Activity: Within the data that follows, how many lines carry the string "Open"? Give the number alone.

Collection entries:
==================================================

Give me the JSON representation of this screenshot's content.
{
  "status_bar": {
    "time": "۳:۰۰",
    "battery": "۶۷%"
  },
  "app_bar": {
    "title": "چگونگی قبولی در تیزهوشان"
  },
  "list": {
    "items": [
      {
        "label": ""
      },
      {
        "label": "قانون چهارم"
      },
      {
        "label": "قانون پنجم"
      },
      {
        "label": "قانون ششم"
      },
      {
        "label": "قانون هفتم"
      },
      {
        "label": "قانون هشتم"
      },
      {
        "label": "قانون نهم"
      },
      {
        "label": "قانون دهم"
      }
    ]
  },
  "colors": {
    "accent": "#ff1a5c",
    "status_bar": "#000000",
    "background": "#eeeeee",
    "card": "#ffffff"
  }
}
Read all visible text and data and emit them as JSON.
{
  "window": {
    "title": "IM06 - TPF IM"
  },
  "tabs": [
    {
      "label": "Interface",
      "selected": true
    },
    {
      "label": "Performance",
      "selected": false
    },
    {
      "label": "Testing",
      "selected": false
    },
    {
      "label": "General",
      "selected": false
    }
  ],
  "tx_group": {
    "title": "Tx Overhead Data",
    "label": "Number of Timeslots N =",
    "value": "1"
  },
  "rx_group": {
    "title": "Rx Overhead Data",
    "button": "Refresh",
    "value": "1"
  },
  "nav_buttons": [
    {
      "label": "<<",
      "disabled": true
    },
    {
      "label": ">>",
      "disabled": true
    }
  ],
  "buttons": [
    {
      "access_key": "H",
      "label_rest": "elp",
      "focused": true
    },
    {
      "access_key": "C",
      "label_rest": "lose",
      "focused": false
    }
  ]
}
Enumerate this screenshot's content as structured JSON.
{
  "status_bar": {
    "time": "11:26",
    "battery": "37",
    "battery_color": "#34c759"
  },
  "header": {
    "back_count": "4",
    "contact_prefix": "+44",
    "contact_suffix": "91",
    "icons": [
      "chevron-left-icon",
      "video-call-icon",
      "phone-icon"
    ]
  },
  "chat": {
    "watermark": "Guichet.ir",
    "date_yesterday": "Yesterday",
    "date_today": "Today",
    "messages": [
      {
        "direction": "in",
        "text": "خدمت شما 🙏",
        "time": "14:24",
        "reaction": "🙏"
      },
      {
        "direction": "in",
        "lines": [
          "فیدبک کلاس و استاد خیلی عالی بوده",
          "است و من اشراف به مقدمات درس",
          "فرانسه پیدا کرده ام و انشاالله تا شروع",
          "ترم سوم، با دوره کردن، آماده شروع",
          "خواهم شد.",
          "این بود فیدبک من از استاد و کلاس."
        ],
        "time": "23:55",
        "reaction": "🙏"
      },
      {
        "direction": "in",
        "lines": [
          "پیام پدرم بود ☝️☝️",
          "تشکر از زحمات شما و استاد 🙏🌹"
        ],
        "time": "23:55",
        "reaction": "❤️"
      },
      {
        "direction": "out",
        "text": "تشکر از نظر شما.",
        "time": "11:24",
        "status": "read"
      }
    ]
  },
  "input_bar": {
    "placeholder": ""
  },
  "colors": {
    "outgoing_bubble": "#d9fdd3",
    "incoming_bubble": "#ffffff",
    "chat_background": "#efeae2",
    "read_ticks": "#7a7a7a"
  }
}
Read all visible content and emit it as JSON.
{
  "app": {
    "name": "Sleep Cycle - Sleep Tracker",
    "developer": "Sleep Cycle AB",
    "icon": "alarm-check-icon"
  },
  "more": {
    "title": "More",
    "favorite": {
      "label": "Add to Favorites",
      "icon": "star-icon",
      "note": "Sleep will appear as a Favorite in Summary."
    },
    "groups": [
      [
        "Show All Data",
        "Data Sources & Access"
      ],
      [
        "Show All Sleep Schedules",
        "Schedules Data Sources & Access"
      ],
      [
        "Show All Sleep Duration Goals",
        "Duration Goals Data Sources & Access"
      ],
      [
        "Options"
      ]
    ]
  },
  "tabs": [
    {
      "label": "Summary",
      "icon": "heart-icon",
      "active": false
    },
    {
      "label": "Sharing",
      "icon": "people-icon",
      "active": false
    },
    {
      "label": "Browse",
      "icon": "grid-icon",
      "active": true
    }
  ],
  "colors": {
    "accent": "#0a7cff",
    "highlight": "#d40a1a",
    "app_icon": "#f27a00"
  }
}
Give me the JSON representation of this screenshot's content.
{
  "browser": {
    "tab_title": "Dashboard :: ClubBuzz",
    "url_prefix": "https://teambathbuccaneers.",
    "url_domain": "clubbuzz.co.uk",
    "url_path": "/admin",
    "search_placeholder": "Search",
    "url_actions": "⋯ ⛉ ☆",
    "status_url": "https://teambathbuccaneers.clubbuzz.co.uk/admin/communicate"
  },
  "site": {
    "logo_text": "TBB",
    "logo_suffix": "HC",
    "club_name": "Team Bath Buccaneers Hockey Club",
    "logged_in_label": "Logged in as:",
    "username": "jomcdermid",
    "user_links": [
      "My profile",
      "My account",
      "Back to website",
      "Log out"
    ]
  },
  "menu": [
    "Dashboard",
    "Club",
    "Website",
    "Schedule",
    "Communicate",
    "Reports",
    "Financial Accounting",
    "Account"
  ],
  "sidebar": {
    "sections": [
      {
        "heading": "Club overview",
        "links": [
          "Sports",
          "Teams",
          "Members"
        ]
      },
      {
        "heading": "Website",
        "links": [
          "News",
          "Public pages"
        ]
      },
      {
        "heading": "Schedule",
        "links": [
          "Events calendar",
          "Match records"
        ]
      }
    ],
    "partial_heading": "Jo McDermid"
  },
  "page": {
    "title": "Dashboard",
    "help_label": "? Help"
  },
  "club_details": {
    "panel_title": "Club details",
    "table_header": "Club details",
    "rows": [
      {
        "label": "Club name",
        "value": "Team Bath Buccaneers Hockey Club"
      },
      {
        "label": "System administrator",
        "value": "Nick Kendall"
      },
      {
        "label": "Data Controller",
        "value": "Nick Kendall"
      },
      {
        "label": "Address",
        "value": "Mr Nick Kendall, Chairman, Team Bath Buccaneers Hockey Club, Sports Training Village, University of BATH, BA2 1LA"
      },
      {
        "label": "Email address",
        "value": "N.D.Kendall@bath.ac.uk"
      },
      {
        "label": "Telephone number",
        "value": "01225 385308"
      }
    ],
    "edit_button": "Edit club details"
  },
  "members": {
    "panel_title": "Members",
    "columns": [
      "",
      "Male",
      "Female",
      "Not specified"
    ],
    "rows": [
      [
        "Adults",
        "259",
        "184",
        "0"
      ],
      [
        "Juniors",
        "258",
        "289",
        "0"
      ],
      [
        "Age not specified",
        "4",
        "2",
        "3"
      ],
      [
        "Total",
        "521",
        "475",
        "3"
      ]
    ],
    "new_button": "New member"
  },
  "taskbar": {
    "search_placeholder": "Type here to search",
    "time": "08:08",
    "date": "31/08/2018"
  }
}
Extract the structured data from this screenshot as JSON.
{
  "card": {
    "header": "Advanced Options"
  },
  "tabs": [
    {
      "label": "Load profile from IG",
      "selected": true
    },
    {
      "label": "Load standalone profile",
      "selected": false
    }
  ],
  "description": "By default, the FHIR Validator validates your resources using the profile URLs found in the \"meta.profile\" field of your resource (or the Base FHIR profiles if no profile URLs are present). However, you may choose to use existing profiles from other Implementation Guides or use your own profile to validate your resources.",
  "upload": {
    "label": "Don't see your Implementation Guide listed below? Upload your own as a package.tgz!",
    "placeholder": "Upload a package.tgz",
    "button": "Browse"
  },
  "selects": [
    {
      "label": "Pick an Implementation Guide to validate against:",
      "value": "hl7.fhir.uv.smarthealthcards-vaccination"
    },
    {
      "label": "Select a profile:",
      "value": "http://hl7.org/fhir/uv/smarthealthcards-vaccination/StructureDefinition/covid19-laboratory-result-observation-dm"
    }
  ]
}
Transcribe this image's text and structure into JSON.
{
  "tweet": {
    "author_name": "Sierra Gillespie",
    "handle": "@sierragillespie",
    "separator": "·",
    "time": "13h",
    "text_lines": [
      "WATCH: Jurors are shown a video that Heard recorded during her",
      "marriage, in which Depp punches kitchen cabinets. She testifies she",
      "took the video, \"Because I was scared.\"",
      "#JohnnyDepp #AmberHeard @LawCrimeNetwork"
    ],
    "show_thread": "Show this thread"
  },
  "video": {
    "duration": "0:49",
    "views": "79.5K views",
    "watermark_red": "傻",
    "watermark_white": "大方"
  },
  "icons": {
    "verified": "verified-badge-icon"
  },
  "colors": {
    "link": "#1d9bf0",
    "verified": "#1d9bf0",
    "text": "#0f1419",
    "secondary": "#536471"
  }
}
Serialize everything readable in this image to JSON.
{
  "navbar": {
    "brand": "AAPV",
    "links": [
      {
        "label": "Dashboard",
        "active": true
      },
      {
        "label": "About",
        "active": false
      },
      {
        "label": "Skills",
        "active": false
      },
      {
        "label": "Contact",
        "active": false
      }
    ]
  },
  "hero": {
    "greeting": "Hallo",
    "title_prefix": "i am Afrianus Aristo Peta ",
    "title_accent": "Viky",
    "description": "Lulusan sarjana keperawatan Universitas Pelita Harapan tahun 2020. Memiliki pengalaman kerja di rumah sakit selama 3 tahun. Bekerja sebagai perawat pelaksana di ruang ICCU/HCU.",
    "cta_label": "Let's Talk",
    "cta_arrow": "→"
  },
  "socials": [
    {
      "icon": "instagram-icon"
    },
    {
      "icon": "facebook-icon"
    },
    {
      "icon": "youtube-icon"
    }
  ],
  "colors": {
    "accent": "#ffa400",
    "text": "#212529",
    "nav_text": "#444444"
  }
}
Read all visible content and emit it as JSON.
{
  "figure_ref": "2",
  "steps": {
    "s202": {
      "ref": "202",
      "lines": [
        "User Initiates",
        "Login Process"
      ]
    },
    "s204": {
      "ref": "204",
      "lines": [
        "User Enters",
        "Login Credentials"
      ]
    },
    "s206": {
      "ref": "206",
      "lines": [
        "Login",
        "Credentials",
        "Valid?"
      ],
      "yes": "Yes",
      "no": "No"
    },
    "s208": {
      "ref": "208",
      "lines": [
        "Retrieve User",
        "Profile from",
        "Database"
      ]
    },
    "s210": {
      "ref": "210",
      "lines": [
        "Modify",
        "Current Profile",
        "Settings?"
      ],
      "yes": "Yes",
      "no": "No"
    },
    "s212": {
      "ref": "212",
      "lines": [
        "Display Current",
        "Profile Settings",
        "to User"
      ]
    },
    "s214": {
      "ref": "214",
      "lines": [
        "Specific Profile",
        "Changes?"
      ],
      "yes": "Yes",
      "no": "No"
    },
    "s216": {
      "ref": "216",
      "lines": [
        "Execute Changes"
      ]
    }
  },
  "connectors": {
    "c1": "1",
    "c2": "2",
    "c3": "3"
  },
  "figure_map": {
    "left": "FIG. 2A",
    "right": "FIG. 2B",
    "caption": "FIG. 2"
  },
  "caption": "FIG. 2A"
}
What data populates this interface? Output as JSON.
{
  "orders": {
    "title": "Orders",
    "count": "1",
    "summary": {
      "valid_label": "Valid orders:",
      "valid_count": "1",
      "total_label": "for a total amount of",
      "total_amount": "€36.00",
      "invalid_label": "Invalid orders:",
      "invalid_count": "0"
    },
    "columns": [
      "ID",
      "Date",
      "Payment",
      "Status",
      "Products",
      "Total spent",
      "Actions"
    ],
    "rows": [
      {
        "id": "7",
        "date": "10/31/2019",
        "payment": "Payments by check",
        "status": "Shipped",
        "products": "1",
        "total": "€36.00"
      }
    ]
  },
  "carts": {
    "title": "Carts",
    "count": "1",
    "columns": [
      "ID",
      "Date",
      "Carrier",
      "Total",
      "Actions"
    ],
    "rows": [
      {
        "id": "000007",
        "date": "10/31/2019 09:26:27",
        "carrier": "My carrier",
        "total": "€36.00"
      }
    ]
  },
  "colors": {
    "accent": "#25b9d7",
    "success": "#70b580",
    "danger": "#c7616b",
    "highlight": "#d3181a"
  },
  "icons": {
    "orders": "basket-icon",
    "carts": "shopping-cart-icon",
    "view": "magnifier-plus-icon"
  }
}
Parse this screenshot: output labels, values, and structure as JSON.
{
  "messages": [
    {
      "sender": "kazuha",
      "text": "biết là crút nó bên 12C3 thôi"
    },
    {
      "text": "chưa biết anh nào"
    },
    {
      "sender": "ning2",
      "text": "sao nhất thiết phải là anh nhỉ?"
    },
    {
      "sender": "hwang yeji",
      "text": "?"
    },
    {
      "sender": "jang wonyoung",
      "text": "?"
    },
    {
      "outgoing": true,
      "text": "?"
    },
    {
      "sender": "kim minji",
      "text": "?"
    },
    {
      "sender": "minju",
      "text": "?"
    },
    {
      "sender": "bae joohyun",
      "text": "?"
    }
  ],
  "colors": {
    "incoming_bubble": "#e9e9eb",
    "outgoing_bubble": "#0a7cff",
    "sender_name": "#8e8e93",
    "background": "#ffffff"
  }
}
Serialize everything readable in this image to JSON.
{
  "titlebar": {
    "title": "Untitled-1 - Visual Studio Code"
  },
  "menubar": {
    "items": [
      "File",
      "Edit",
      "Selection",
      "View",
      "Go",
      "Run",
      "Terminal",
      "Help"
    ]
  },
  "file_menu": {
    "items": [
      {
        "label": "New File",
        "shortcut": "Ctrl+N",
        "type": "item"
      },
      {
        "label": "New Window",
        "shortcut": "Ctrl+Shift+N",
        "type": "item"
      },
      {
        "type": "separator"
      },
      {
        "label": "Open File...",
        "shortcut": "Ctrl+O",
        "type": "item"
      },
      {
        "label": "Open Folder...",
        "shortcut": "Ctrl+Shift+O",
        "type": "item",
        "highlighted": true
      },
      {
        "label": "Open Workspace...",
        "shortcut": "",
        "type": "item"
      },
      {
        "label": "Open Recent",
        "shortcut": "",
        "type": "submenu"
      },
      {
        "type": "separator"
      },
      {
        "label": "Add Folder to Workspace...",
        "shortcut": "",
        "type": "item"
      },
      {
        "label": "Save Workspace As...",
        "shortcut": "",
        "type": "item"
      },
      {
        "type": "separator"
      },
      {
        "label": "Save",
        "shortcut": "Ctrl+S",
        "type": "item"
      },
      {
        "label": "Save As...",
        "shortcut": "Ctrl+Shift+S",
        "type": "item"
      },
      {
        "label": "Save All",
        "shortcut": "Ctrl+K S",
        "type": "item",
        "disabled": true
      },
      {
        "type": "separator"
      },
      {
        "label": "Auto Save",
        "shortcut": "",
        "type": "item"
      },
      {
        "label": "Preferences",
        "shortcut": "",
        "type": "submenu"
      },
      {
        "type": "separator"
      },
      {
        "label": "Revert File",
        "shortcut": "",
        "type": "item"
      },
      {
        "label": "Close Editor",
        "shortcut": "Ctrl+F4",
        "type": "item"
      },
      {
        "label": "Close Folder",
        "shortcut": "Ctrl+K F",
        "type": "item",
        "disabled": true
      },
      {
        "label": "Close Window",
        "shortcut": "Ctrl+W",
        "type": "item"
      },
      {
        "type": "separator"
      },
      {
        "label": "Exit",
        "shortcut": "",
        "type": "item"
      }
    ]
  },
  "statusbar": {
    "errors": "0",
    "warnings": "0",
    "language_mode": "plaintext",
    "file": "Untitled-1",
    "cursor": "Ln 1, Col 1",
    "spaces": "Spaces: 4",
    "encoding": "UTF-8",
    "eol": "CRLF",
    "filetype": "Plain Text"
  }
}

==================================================

Response area: 4